_WHAT IS EXPECTED_
Type the records out again in full, exactly.

[Element data from apps and pages]
= = = = = = =
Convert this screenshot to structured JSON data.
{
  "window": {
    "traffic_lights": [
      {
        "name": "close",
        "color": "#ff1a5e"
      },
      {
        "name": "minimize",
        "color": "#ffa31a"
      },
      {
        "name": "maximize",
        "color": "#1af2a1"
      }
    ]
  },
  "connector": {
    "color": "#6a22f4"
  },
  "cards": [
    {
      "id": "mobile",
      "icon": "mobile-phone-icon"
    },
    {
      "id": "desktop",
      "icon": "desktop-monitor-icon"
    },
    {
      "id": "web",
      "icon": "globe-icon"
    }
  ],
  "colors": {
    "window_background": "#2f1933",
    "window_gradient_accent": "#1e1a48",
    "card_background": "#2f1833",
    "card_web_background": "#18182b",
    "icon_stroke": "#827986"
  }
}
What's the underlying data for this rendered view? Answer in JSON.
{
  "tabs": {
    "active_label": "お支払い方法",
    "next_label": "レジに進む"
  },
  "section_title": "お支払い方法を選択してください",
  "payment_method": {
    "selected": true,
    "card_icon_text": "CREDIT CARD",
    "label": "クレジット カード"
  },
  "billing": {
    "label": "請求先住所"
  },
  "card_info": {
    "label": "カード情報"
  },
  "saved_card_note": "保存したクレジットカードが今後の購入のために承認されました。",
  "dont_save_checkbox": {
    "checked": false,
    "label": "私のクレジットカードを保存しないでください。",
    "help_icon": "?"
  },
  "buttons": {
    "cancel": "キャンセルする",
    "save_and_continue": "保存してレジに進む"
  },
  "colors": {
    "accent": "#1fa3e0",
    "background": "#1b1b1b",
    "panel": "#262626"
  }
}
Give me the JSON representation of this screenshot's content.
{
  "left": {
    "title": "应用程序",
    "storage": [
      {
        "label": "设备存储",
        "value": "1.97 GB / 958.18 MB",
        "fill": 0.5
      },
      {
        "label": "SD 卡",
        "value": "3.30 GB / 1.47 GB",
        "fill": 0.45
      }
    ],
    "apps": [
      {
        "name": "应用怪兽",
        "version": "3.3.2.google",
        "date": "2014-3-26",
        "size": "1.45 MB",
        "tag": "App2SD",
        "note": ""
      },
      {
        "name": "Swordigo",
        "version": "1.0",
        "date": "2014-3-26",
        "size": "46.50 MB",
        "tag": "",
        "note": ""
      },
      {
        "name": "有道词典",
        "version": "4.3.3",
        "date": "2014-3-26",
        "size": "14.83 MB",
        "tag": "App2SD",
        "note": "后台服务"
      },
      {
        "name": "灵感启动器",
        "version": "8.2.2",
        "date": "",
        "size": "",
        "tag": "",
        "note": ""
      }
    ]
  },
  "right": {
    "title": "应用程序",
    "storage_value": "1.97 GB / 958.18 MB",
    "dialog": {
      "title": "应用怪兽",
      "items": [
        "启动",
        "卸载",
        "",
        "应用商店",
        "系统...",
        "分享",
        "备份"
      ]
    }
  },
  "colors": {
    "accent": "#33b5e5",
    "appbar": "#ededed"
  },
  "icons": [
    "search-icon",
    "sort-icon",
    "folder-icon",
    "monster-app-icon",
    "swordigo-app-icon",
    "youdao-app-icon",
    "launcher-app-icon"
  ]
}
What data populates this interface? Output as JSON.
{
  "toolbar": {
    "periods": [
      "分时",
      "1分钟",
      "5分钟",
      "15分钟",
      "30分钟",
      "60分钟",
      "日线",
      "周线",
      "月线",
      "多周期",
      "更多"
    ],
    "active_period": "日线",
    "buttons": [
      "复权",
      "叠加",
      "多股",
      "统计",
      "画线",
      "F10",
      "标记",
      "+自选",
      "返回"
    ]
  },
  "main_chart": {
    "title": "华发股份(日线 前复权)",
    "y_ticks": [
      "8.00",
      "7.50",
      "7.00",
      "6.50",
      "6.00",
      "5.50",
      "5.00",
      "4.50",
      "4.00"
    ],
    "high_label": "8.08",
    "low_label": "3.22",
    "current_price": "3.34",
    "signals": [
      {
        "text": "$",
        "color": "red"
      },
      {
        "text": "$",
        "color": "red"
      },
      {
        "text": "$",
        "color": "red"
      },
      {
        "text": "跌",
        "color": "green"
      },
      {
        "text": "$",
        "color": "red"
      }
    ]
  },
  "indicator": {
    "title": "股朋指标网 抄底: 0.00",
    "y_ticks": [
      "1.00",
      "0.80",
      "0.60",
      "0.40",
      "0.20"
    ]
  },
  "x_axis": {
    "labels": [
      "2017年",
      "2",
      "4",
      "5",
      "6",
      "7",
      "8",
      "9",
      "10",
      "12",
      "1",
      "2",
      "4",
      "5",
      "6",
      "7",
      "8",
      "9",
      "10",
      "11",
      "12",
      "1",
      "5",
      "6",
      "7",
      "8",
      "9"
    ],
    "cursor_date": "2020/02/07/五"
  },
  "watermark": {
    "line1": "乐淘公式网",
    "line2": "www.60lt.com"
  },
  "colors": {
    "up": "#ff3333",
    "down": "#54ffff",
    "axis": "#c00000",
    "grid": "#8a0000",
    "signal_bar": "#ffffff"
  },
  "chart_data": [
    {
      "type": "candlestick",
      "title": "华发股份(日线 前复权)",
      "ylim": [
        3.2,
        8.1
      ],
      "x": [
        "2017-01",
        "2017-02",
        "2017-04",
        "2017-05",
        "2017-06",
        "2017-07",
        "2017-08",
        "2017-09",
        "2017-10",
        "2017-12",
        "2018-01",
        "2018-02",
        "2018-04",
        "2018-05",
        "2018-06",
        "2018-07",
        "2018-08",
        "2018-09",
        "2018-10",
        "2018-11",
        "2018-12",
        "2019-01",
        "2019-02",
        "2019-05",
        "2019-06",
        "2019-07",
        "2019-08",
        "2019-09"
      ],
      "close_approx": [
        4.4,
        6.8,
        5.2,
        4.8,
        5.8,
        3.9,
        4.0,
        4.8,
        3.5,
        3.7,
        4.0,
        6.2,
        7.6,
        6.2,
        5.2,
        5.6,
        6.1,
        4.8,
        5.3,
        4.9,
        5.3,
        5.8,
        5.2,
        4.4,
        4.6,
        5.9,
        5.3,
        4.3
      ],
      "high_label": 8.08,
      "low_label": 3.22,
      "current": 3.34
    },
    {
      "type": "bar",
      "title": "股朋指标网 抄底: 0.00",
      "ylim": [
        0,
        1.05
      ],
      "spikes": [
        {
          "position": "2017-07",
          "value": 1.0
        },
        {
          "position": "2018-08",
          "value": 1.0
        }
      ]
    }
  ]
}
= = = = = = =
_TASK ANSWER_
Convert this screenshot to structured JSON data.
{
  "window": {
    "traffic_lights": [
      {
        "name": "close",
        "color": "#ff1a5e"
      },
      {
        "name": "minimize",
        "color": "#ffa31a"
      },
      {
        "name": "maximize",
        "color": "#1af2a1"
      }
    ]
  },
  "connector": {
    "color": "#6a22f4"
  },
  "cards": [
    {
      "id": "mobile",
      "icon": "mobile-phone-icon"
    },
    {
      "id": "desktop",
      "icon": "desktop-monitor-icon"
    },
    {
      "id": "web",
      "icon": "globe-icon"
    }
  ],
  "colors": {
    "window_background": "#2f1933",
    "window_gradient_accent": "#1e1a48",
    "card_background": "#2f1833",
    "card_web_background": "#18182b",
    "icon_stroke": "#827986"
  }
}
What's the underlying data for this rendered view? Answer in JSON.
{
  "tabs": {
    "active_label": "お支払い方法",
    "next_label": "レジに進む"
  },
  "section_title": "お支払い方法を選択してください",
  "payment_method": {
    "selected": true,
    "card_icon_text": "CREDIT CARD",
    "label": "クレジット カード"
  },
  "billing": {
    "label": "請求先住所"
  },
  "card_info": {
    "label": "カード情報"
  },
  "saved_card_note": "保存したクレジットカードが今後の購入のために承認されました。",
  "dont_save_checkbox": {
    "checked": false,
    "label": "私のクレジットカードを保存しないでください。",
    "help_icon": "?"
  },
  "buttons": {
    "cancel": "キャンセルする",
    "save_and_continue": "保存してレジに進む"
  },
  "colors": {
    "accent": "#1fa3e0",
    "background": "#1b1b1b",
    "panel": "#262626"
  }
}
Give me the JSON representation of this screenshot's content.
{
  "left": {
    "title": "应用程序",
    "storage": [
      {
        "label": "设备存储",
        "value": "1.97 GB / 958.18 MB",
        "fill": 0.5
      },
      {
        "label": "SD 卡",
        "value": "3.30 GB / 1.47 GB",
        "fill": 0.45
      }
    ],
    "apps": [
      {
        "name": "应用怪兽",
        "version": "3.3.2.google",
        "date": "2014-3-26",
        "size": "1.45 MB",
        "tag": "App2SD",
        "note": ""
      },
      {
        "name": "Swordigo",
        "version": "1.0",
        "date": "2014-3-26",
        "size": "46.50 MB",
        "tag": "",
        "note": ""
      },
      {
        "name": "有道词典",
        "version": "4.3.3",
        "date": "2014-3-26",
        "size": "14.83 MB",
        "tag": "App2SD",
        "note": "后台服务"
      },
      {
        "name": "灵感启动器",
        "version": "8.2.2",
        "date": "",
        "size": "",
        "tag": "",
        "note": ""
      }
    ]
  },
  "right": {
    "title": "应用程序",
    "storage_value": "1.97 GB / 958.18 MB",
    "dialog": {
      "title": "应用怪兽",
      "items": [
        "启动",
        "卸载",
        "",
        "应用商店",
        "系统...",
        "分享",
        "备份"
      ]
    }
  },
  "colors": {
    "accent": "#33b5e5",
    "appbar": "#ededed"
  },
  "icons": [
    "search-icon",
    "sort-icon",
    "folder-icon",
    "monster-app-icon",
    "swordigo-app-icon",
    "youdao-app-icon",
    "launcher-app-icon"
  ]
}
What data populates this interface? Output as JSON.
{
  "toolbar": {
    "periods": [
      "分时",
      "1分钟",
      "5分钟",
      "15分钟",
      "30分钟",
      "60分钟",
      "日线",
      "周线",
      "月线",
      "多周期",
      "更多"
    ],
    "active_period": "日线",
    "buttons": [
      "复权",
      "叠加",
      "多股",
      "统计",
      "画线",
      "F10",
      "标记",
      "+自选",
      "返回"
    ]
  },
  "main_chart": {
    "title": "华发股份(日线 前复权)",
    "y_ticks": [
      "8.00",
      "7.50",
      "7.00",
      "6.50",
      "6.00",
      "5.50",
      "5.00",
      "4.50",
      "4.00"
    ],
    "high_label": "8.08",
    "low_label": "3.22",
    "current_price": "3.34",
    "signals": [
      {
        "text": "$",
        "color": "red"
      },
      {
        "text": "$",
        "color": "red"
      },
      {
        "text": "$",
        "color": "red"
      },
      {
        "text": "跌",
        "color": "green"
      },
      {
        "text": "$",
        "color": "red"
      }
    ]
  },
  "indicator": {
    "title": "股朋指标网 抄底: 0.00",
    "y_ticks": [
      "1.00",
      "0.80",
      "0.60",
      "0.40",
      "0.20"
    ]
  },
  "x_axis": {
    "labels": [
      "2017年",
      "2",
      "4",
      "5",
      "6",
      "7",
      "8",
      "9",
      "10",
      "12",
      "1",
      "2",
      "4",
      "5",
      "6",
      "7",
      "8",
      "9",
      "10",
      "11",
      "12",
      "1",
      "5",
      "6",
      "7",
      "8",
      "9"
    ],
    "cursor_date": "2020/02/07/五"
  },
  "watermark": {
    "line1": "乐淘公式网",
    "line2": "www.60lt.com"
  },
  "colors": {
    "up": "#ff3333",
    "down": "#54ffff",
    "axis": "#c00000",
    "grid": "#8a0000",
    "signal_bar": "#ffffff"
  },
  "chart_data": [
    {
      "type": "candlestick",
      "title": "华发股份(日线 前复权)",
      "ylim": [
        3.2,
        8.1
      ],
      "x": [
        "2017-01",
        "2017-02",
        "2017-04",
        "2017-05",
        "2017-06",
        "2017-07",
        "2017-08",
        "2017-09",
        "2017-10",
        "2017-12",
        "2018-01",
        "2018-02",
        "2018-04",
        "2018-05",
        "2018-06",
        "2018-07",
        "2018-08",
        "2018-09",
        "2018-10",
        "2018-11",
        "2018-12",
        "2019-01",
        "2019-02",
        "2019-05",
        "2019-06",
        "2019-07",
        "2019-08",
        "2019-09"
      ],
      "close_approx": [
        4.4,
        6.8,
        5.2,
        4.8,
        5.8,
        3.9,
        4.0,
        4.8,
        3.5,
        3.7,
        4.0,
        6.2,
        7.6,
        6.2,
        5.2,
        5.6,
        6.1,
        4.8,
        5.3,
        4.9,
        5.3,
        5.8,
        5.2,
        4.4,
        4.6,
        5.9,
        5.3,
        4.3
      ],
      "high_label": 8.08,
      "low_label": 3.22,
      "current": 3.34
    },
    {
      "type": "bar",
      "title": "股朋指标网 抄底: 0.00",
      "ylim": [
        0,
        1.05
      ],
      "spikes": [
        {
          "position": "2017-07",
          "value": 1.0
        },
        {
          "position": "2018-08",
          "value": 1.0
        }
      ]
    }
  ]
}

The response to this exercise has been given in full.